To me, one of the great things about raising chickens is that you can go right to your backdoor to get the freshest egg possible. I remember one Christmas I was in charge of the custard dessert.
The kids were so excited and loaded up in the already packed car (I am not quite sure how we were going to get home with all the presents upon our return home). Upon driving to my mother-in-law’s house, we took a fast turn and as I am sure you suspect, SPLAT went the dessert.
We turned the car around and headed home to recreate this perfect dessert to find that we had no eggs in the refrigerator. I hoped, prayed, and spoke gently to my able-bodied chickens, and am happy to report, I had just enough eggs to repeat my destroyed dessert.
Health Benefits of Fresh Eggs

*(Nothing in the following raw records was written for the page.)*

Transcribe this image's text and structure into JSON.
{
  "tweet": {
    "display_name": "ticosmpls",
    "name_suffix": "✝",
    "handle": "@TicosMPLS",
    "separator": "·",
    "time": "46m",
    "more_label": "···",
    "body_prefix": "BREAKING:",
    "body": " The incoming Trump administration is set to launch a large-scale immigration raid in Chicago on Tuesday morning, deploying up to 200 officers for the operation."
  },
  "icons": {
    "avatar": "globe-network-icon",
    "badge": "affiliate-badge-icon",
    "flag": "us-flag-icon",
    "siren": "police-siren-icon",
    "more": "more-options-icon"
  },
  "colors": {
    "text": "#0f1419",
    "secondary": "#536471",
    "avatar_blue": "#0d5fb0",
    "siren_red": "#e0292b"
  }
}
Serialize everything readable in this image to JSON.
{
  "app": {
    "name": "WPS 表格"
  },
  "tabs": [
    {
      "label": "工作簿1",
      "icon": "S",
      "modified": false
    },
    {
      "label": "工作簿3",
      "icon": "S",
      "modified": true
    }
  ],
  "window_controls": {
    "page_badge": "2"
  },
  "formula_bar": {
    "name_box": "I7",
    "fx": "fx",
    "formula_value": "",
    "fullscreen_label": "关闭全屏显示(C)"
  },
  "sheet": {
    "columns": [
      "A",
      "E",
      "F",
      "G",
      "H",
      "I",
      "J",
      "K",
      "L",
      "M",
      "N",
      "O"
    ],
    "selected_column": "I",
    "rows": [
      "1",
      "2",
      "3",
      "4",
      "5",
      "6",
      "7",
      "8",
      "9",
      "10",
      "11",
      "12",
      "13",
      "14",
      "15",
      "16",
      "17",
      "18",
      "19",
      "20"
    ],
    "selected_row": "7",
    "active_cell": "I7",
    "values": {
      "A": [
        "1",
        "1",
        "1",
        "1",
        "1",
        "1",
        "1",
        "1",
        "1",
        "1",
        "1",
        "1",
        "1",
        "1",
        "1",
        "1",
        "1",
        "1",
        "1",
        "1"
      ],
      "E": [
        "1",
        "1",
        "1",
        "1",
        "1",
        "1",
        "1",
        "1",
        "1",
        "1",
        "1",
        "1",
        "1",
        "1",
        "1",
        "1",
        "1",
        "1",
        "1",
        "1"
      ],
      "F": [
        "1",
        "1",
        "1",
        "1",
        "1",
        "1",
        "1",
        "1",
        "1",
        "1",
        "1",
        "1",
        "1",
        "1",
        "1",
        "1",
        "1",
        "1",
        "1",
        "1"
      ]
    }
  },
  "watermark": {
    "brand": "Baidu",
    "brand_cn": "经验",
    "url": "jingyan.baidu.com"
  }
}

Many people don’t know this, but eggs are laid with a natural antibiotic coating. This coating protects the egg from disease and allows the egg to sit at room temperature for quite a while. Once the coating is washed, you must take careful precautions to refrigerate them. The egg should last for a month or so in the refrigerator after you have removed the protective coating.
To find out if an egg is fresh or not, place it in room temperature water. If it floats or you notice that the shell is cracked, throw it out. Some people eat it right away, but I don’t like to take that kind of risk.
One of my family’s favorite ways for me to prepare my eggs are by frying them or poaching them. We eat fried or poached eggs on sandwiches, over cooked greens, on top of pizzas, on top of cheesy grits, and the list goes on.
One exceptional recipe is my Western Open-Faced Venison (you could substitute with beef) Sandwich with a Fried Egg. The toast holds up to the tomato mixture and the egg. Tomatoes are just the perfect pair with eggs. I have another recipe in which I poach eggs in a tomato sauce (YUMMY!) that is just to die for.
Try this recipe for breakfast, brunch, lunch, dinner, and just about any time you get the hankering! Happy Cooking! Enjoy THE ART OF THE FRESH EGG!
Western Venison Open-Faced Sandwich with Fried Egg
Western Venison Open-Faced Sandwich with Fried Egg
- 1/4 cup rosemary
- 1/4 cup thyme
- 1/2 cup olive oil
- 3 cloves garlic
Venison or Beef Ingredients
- 1 1/2 pounds venison hindquarter roast sliced in half horizontally
- 4 tablespoons olive oil extra for browning
- 1 vidalia onion chopped
- 2 cloves garlic
- 1 pound tomatoes peeled and chopped or canned with their juices
- 1 tablespoon tomato paste
- 3 tablespoons fresh basil chopped
- kosher salt
- freshly ground pepper
- 4 eggs
- 4 slices artisan bread cut 1/2-inch thick, toasted or grilled
- 6 tablespoons butter
- 4 tablespoons Parmesan Reggiano cheese
- 1/4 cup parsley
Mix rosemary, thyme, olive oil, garlic, and venison in a zip top bag and refrigerate four hours.
Remove venison from refrigerator and pound each half to 3/4-inch thick. Season venison liberally with salt and pepper. Heat two tablespoons of olive oil in a medium-sized skillet over medium-high heat until skillet is almost smoking and oil is shimmering. Place venison in skillet for about four minutes on the first side, then turn over and cook for three to four minutes. Transfer to cooling rack and allow to rest.
Meanwhile, heat two tablespoons of oil in a medium-sized saucepan over medium-high heat. Add onions and garlic and stir for 30 seconds. Add tomatoes, tomato paste, basil, 1/2 teaspoon of salt, and 1/4 teaspoon of pepper. Bring mixture to a boil, then reduce it to a simmer for about 15 minutes.
Half each piece of toast on the bias and drizzle with olive oil. Place toast on the plates.
Slice venison against the grain and distribute equally over the toast. Spoon about 1/4 cup of the tomato mixture over the venison.
Heat two tablespoons of olive oil in a non-stick skillet over medium heat. Add three eggs at one time to the pan. Cover and cook at medium to medium-low heat for two–three minutes or until whites are set, but yolk is still soft. Gently remove the eggs from the skillet and place over the tomatoes. Repeat with remaining eggs.
Sprinkle one tablespoon of Parmesan Reggiano cheese over the egg. Garnish with parsley then serve immediately.